Here’s news about local marijuana revenue in Southern California, from the Press Enterprise,  All that follows is an excerpt:

Desert Hot Springs is preparing to become what one grower called “the Silicon Valley of marijuana” by granting permits to cultivate. At least one project is expected to start construction in about a month. Continue reading “Desert Hot Springs looks at huge revenue from cannabis”


Limited local economic power to tax cannabis

This is included in a April 21 post on

I’m giving panel talks on this topic April 21 and 22 in Riverside and Irvine, California. California gives localities a free hand, legally, to impose taxes and fees on cannabis commerce, but economically, their hand is less free.

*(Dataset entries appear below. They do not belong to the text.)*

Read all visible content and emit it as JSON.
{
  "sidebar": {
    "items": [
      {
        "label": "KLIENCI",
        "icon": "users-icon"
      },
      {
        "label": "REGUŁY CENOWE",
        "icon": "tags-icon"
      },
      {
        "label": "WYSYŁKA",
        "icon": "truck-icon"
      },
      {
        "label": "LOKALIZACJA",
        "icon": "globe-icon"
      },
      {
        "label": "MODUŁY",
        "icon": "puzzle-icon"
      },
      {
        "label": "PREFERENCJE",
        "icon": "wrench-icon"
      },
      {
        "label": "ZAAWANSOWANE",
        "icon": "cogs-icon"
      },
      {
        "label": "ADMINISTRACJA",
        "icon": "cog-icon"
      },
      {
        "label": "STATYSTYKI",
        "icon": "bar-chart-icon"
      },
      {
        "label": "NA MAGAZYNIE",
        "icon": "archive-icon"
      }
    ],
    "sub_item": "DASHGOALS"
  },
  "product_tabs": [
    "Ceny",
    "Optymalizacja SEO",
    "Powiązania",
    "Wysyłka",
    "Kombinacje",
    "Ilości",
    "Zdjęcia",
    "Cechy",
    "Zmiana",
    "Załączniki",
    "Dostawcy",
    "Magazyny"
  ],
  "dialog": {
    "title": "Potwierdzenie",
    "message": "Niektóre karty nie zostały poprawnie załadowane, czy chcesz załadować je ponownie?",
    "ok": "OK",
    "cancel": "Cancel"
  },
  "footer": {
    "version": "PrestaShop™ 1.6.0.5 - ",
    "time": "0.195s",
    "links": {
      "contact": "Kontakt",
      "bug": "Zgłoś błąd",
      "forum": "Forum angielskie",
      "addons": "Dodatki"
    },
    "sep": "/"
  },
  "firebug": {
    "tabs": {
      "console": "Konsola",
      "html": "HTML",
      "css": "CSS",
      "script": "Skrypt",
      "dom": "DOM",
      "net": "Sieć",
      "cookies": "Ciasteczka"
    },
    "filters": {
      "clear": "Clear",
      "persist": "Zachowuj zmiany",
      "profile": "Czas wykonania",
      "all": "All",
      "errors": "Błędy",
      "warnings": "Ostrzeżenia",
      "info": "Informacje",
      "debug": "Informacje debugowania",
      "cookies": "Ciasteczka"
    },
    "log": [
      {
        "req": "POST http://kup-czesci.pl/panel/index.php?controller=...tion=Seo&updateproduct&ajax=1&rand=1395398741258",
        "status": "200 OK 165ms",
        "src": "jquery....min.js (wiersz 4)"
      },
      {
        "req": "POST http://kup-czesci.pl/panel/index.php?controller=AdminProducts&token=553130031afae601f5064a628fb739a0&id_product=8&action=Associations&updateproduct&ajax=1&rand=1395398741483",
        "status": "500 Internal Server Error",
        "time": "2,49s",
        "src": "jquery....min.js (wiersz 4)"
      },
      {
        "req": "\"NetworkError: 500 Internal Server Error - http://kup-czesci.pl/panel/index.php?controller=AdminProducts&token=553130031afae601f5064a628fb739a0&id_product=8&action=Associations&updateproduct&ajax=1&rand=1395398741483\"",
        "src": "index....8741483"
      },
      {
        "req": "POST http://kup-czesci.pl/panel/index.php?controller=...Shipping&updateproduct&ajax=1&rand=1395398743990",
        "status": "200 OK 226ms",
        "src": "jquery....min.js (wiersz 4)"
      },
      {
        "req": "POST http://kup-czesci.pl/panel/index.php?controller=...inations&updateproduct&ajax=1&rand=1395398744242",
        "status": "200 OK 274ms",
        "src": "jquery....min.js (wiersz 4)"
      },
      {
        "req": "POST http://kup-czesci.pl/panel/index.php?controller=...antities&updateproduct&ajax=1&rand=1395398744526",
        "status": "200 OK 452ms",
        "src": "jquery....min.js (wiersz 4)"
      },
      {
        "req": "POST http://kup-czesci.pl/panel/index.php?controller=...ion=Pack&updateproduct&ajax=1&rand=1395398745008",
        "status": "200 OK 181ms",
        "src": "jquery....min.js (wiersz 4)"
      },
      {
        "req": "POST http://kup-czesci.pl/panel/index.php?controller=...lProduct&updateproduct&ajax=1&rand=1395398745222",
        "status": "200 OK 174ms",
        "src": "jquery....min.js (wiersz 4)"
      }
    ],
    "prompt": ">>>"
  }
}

7 reasons localities have limited economic power to collect taxes or fees on cannabis: Continue reading “Limited local economic power to tax cannabis”

Tax base slides from NYC

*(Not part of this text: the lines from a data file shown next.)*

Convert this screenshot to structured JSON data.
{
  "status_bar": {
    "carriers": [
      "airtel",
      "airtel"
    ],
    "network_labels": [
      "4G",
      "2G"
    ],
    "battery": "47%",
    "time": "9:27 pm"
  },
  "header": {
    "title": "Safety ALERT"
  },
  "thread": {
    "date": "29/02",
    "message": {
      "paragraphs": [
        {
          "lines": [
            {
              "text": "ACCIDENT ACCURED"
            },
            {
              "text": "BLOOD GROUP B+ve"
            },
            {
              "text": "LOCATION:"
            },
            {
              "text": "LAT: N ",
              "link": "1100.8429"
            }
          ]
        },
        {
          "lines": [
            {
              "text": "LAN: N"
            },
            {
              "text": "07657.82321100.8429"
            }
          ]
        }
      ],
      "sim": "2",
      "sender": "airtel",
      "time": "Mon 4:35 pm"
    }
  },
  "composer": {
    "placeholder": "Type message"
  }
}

Oglesby 830am April 18 Tax panel has slides from my panel appearance at

Here is the conclusion, listing taxes that a jurisdiction might add over time, one by one, in creating a tax regime:

  • Start low and go slow.
  • 280E ad deduction rule — Retain or tweak
  • Tiny canopy license fee
  • Modest tax on percentage of retail price
  • Later, tax on cannabis by weight; Tax stated THC (backup – AMT)
  • Later, tax on concentrates by weight of THC

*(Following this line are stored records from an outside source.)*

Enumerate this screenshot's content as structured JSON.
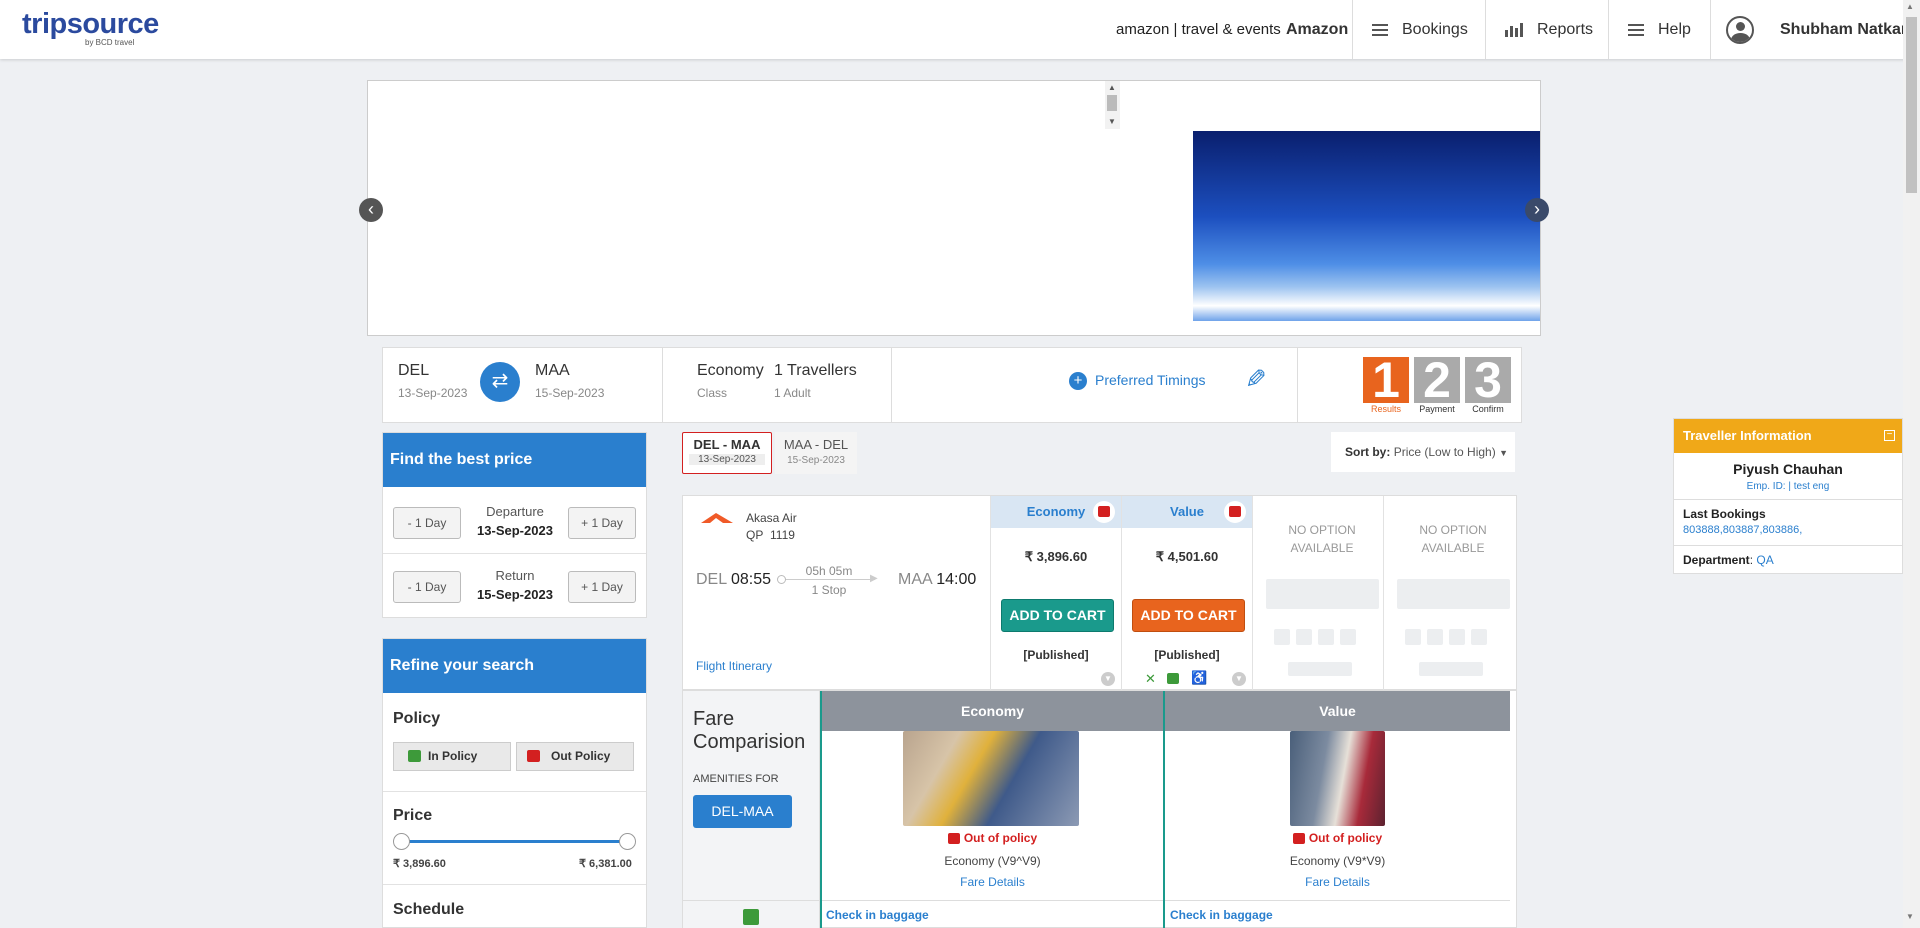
{
  "header": {
    "logo_main": "tripsource",
    "logo_sub": "by BCD travel",
    "partner": "amazon | travel & events",
    "company": "Amazon",
    "nav": [
      "Bookings",
      "Reports",
      "Help"
    ],
    "user": "Shubham Natkar"
  },
  "search": {
    "origin": "DEL",
    "origin_date": "13-Sep-2023",
    "destination": "MAA",
    "destination_date": "15-Sep-2023",
    "class_value": "Economy",
    "class_label": "Class",
    "travellers_value": "1 Travellers",
    "travellers_label": "1 Adult",
    "preferred_timings": "Preferred Timings",
    "steps": [
      {
        "num": "1",
        "label": "Results"
      },
      {
        "num": "2",
        "label": "Payment"
      },
      {
        "num": "3",
        "label": "Confirm"
      }
    ]
  },
  "best_price": {
    "title": "Find the best price",
    "minus": "- 1 Day",
    "plus": "+ 1 Day",
    "departure_label": "Departure",
    "departure_date": "13-Sep-2023",
    "return_label": "Return",
    "return_date": "15-Sep-2023"
  },
  "refine": {
    "title": "Refine your search",
    "policy_title": "Policy",
    "in_policy": "In Policy",
    "out_policy": "Out Policy",
    "price_title": "Price",
    "price_min": "₹ 3,896.60",
    "price_max": "₹ 6,381.00",
    "schedule_title": "Schedule"
  },
  "tabs": [
    {
      "route": "DEL - MAA",
      "date": "13-Sep-2023"
    },
    {
      "route": "MAA - DEL",
      "date": "15-Sep-2023"
    }
  ],
  "sort": {
    "label": "Sort by:",
    "value": "Price (Low to High)"
  },
  "flight": {
    "airline": "Akasa Air",
    "code": "QP",
    "number": "1119",
    "from": "DEL",
    "dep_time": "08:55",
    "duration": "05h 05m",
    "stops": "1 Stop",
    "to": "MAA",
    "arr_time": "14:00",
    "itinerary": "Flight Itinerary",
    "fares": [
      {
        "name": "Economy",
        "price": "₹ 3,896.60",
        "button": "ADD TO CART",
        "type": "[Published]",
        "color": "#1a9a8c"
      },
      {
        "name": "Value",
        "price": "₹ 4,501.60",
        "button": "ADD TO CART",
        "type": "[Published]",
        "color": "#e8641e"
      }
    ],
    "no_option": "NO OPTION AVAILABLE"
  },
  "fare_compare": {
    "title_line1": "Fare",
    "title_line2": "Comparision",
    "amenities": "AMENITIES FOR",
    "route_btn": "DEL-MAA",
    "columns": [
      {
        "name": "Economy",
        "policy": "Out of policy",
        "class": "Economy (V9^V9)",
        "details": "Fare Details",
        "baggage": "Check in baggage"
      },
      {
        "name": "Value",
        "policy": "Out of policy",
        "class": "Economy (V9*V9)",
        "details": "Fare Details",
        "baggage": "Check in baggage"
      }
    ]
  },
  "traveller": {
    "title": "Traveller Information",
    "name": "Piyush Chauhan",
    "emp": "Emp. ID: | test eng",
    "last_bookings_label": "Last Bookings",
    "last_bookings": "803888,803887,803886,",
    "department_label": "Department",
    "department": "QA"
  },
  "colors": {
    "primary": "#2a7fce",
    "accent_orange": "#e8641e",
    "teal": "#1a9a8c",
    "policy_red": "#d32020",
    "traveller_header": "#f0a818"
  }
}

Whatever vice tax society wants

The cannabis industry, or some of it, wants taxes as low as possible. Consumers, at least some of them, display different interests.

I asked my friend Allen St. Pierre, head of NORML, the lobby for cannabis consumers, about his view of taxation. (Congratulations to new parents Allen and his wife on the birth of their daughter.) Here’s what Allen authorized me to publish:

“Consumers will pay whatever vice tax society wants so long as the taxes are sufficiently low enough so as not to foster an untaxed and unregulated black market in cannabis production and sales.” Continue reading “Whatever vice tax society wants”

PPIC on taxes

“Regulating Marijuana in California,” a Report by the Public Policy Institute of California, does a good job of explaining some of the tax issues involved with legalization.

But rather than dwell on what the PPIC got right, I’ll write about two problems. Unlike my friends who study drug policy broadly, I look just at the tax part.  Mostly, I’ll quote from the RAND Report, Considering Marijuana Legalization: Insights for Vermont and Other Jurisdictions,, which is in the public domain, and which I helped write.  The quotes are in bold.

  1. Colorado’s weight-based tax

The PPIC Report overlooks the way Colorado actually taxes product at the producer level, which is by weight. The rate of the weight-based tax has changed to approximate 15 percent of the latest market value, but the RAND Report explains it this way: Continue reading “PPIC on taxes”